Free Credit Repair: Just Do It Yourself!Take control of your credit and save thousands with a few postage stamps. Really...
So you may have a discrepancy or more on your credit report. So do 42 million others, as estimated by the Federal Trade Commission. You may not need credit now or in the near future, such as a credit card, mortgage loan, or a auto loan. So why would you need to fix problems on a credit report. I will tell you why:
One basic example is convincing enough: If you purchased a home for $200,000 on a 30 year mortgage, a lender will likely pull all three reports from the major bureaus: Experian, Equifax, and TransUnion. If you have bad marks on your report(s) your interest rate will be affected. Take a look at the below figures that are likely to be real-world figures for someone with good credit, and someone that's credit isn't perfect:
Monthly Mortgage Payment #1 (With a Positive Credit Report):
$1,330.60 (@ 7% APR)
Monthly Mortgage Payment #2 (With a Negative Credit Report) $1,904.65 (@ 11% APR)
Are a few postage stamps and a little bit of your time worth a better credit record? Is that worth $574 per month (or $206,640 in accumulative extra payments) for 30 years? I can think of allot of better things to spend over $200,000 on.
With or without discrepancies on your credit record, good credit, or less than perfect - by reading this guide and taking appropriate measures, you can provide a better credit record and savings that may just last forever.Let's Get Started... "The Reality of Credit and Credit Repair."
If Information Technology (IT) has spawned a "Big Brother", many would name the credit reporting industry as that entity. Nearly everyone with a social security number in America is tracked by Equifax, Experian and TransUnion. the three major credit bureaus. They compile files called credit reports which can either "make or break you" when you're applying for a mortgage, car loan, credit cards... and many times, insurance, as a tenant, for a security clearance, or a new job.

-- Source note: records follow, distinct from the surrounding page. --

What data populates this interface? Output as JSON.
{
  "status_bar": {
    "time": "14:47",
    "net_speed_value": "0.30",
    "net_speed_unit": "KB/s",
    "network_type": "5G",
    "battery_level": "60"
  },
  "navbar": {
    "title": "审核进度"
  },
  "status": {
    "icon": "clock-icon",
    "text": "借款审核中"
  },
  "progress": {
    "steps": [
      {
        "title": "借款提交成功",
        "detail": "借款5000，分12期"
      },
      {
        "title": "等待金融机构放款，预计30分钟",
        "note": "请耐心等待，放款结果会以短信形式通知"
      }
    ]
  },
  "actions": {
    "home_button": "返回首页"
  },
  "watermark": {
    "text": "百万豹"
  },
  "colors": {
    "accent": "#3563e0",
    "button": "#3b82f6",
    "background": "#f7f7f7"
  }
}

Credit reporting is a business, not a law or the result of legislation empowering creditors and lenders to check up on you as a prospective customer or borrower. However, over several decades it has evolved into a formidable information bank... the standard "go to" for credit granters or creditors... which can greatly impact your financial well-being and success. The Federal Trade Commission (FTC), through the Fair Credit Reporting Act, has been empowered to monitor and oversee the conduct and practices of the credit reporting industry. So to some extent, the FTC is the mediator between you, the consumer, and the three major credit bureaus.

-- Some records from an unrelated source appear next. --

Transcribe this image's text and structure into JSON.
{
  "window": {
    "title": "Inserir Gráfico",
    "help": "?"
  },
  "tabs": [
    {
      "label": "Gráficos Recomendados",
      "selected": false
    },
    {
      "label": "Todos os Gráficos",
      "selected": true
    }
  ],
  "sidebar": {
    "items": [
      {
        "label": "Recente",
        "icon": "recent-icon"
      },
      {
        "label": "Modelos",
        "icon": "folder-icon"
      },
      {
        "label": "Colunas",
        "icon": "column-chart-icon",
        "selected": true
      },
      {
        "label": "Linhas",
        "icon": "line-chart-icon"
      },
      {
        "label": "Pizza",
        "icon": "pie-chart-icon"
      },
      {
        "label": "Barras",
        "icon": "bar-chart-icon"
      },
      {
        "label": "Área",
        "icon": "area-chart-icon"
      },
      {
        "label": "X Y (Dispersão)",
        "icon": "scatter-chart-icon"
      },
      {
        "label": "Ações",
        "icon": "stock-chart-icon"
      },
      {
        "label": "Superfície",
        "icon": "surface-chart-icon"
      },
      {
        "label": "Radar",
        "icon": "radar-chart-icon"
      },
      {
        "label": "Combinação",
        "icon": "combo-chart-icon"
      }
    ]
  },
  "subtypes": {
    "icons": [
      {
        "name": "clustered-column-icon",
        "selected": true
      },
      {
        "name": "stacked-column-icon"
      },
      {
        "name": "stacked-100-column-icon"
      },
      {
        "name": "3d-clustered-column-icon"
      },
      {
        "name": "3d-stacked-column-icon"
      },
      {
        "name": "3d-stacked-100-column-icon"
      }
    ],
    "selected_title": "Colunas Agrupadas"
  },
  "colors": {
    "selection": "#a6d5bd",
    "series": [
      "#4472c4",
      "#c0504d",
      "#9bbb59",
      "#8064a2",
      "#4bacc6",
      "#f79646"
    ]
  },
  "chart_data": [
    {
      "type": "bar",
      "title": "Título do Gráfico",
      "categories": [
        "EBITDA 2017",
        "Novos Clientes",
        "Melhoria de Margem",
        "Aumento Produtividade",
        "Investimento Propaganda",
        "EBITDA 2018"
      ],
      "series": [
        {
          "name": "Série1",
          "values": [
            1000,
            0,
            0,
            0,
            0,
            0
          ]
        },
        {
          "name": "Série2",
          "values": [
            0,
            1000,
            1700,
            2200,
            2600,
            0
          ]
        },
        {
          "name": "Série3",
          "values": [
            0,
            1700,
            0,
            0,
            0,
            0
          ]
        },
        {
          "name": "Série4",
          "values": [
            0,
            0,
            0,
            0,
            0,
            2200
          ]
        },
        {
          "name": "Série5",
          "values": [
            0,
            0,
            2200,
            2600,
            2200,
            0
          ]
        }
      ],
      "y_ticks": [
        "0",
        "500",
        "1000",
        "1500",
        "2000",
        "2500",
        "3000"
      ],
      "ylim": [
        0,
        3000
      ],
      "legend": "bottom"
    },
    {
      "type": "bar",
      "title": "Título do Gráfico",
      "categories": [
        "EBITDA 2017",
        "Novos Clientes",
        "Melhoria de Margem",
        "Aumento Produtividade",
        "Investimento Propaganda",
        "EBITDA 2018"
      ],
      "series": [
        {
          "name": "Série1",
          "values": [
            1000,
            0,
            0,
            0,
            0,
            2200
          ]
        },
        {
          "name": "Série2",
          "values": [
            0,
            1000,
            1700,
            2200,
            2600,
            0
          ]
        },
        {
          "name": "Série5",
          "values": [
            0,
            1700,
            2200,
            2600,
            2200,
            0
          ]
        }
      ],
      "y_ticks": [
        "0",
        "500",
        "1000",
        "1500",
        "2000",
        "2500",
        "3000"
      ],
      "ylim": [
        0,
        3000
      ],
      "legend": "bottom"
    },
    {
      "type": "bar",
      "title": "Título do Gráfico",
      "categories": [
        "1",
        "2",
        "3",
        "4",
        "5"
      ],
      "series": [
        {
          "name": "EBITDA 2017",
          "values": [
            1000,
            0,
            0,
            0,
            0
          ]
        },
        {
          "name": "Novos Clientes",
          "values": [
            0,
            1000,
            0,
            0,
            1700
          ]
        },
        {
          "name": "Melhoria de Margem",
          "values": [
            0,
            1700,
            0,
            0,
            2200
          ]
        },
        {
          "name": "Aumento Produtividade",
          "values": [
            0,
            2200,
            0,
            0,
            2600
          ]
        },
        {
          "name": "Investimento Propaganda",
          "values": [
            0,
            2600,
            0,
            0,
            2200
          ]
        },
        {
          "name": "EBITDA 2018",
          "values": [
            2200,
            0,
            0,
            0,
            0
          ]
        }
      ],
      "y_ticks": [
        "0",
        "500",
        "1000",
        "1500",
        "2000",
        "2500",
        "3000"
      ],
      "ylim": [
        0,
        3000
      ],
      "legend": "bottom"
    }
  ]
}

Under the present law, the credit bureaus right to sell information about you without your permission comes with the responsibility to be able to verify or substantiate the information being reported - when it's disputed or challenged.

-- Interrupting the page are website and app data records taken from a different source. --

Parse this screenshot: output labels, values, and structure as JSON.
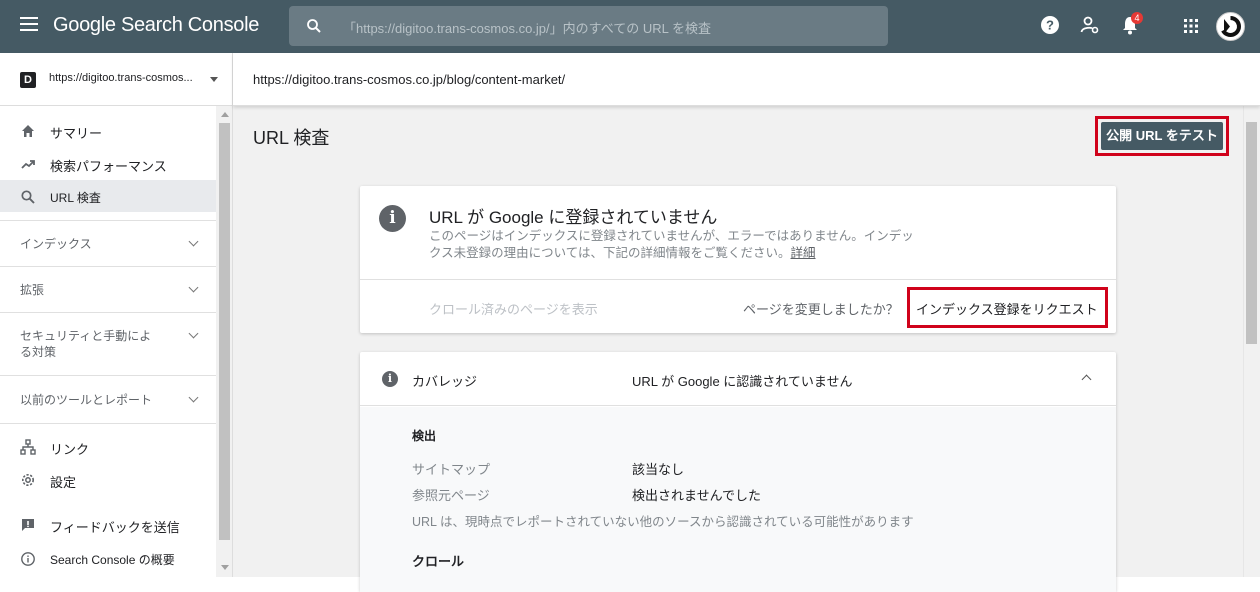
{
  "header": {
    "app_title": "Google Search Console",
    "search_placeholder": "「https://digitoo.trans-cosmos.co.jp/」内のすべての URL を検査",
    "notification_count": "4"
  },
  "property": {
    "name": "https://digitoo.trans-cosmos..."
  },
  "url_bar": {
    "url": "https://digitoo.trans-cosmos.co.jp/blog/content-market/"
  },
  "sidebar": {
    "items": [
      {
        "label": "サマリー",
        "icon": "home-icon"
      },
      {
        "label": "検索パフォーマンス",
        "icon": "trending-up-icon"
      },
      {
        "label": "URL 検査",
        "icon": "search-icon"
      }
    ],
    "sections": [
      {
        "label": "インデックス"
      },
      {
        "label": "拡張"
      },
      {
        "label": "セキュリティと手動による対策"
      },
      {
        "label": "以前のツールとレポート"
      }
    ],
    "bottom_items": [
      {
        "label": "リンク",
        "icon": "links-icon"
      },
      {
        "label": "設定",
        "icon": "gear-icon"
      },
      {
        "label": "フィードバックを送信",
        "icon": "feedback-icon"
      },
      {
        "label": "Search Console の概要",
        "icon": "info-icon"
      }
    ]
  },
  "main": {
    "page_title": "URL 検査",
    "test_button": "公開 URL をテスト",
    "status_card": {
      "title": "URL が Google に登録されていません",
      "desc": "このページはインデックスに登録されていませんが、エラーではありません。インデックス未登録の理由については、下記の詳細情報をご覧ください。",
      "detail_link": "詳細",
      "crawled_link": "クロール済みのページを表示",
      "changed_text": "ページを変更しましたか？",
      "request_button": "インデックス登録をリクエスト"
    },
    "coverage": {
      "label": "カバレッジ",
      "value": "URL が Google に認識されていません",
      "discovery_heading": "検出",
      "rows": [
        {
          "key": "サイトマップ",
          "value": "該当なし"
        },
        {
          "key": "参照元ページ",
          "value": "検出されませんでした"
        }
      ],
      "note": "URL は、現時点でレポートされていない他のソースから認識されている可能性があります",
      "crawl_heading": "クロール"
    }
  }
}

What many find unsettling is that virtually anyone who's determined enough to get your credit report can. A little more disturbing is the fact that credit reports are very often filled with mistakes and erroneous information. In fact, it's been estimated that around 70% of all credit reports are reporting inaccurate information.
So, even if you generally feel your credit report is good, it's in your best interest to periodically check your credit reports to see what's there and who's seeing it. If damaging information is being reported, you would of course, want to correct or clear it. And by Federal law, you have the right to do so.
You will find that removing negative information from your credit reports requires perseverance and a focus to follow through on the process of compelling the credit bureaus to document their information. This is, in fact, the very essence of what credit repair is all about.
For ease of use, this manual is divided into chronological steps necessary for repairing your credit. Stick to this plan, and you should see good results. If you're experiencing problems obtaining credit, regardless of what you think you know about your credit history, you'll need to start the process by obtaining your credit reports from all three major credit bureaus.
1. Obtain your three (Equifax, Experian, TransUnion), free credit reports at: AnnualCreditReport.com
2. Identify the negative items and accounts being reported on all three of your credit reports.
3. Write and mail dispute letters to each bureau. Start with the "First Dispute of Account or Accounts".
You may receive confirmation correspondence from one or more of the credit bureaus stating they are investigating the disputed items (Experian almost always does this.) Ignore these confirmations and stick to the timetable. These may be stalling tactics.
4. Around 30 days, if the disputed items have not been removed or corrected, send the "Second Notice of Dispute Letter".
5. Around 45 days if the credit bureaus claim they have verified the negative accounts and have NOT deleted or corrected them, send the first letter of demand. If the credit bureaus have deleted or corrected some of the disputed items, but not all of them, send the second version of the letter of demand.
Make sure all of the needed information (See Step 1.) is also included in this second letter, and send this second letter via certified mail as well.
If after 30 days you have received no correspondence at all from any one of the credit bureaus, and to the best of your knowledge the credit bureau (s) are simply ignoring you, you have some flexibility here. You can either complain to the FTC and enclose photocopies of your letter(s) and certified mail receipt(s). Or you can wait another 15 days, and then send the credit bureau(s) this "Time's Up" letter, and a copy of it to the FTC... along with photocopies of your dispute letters and certified mail receipts.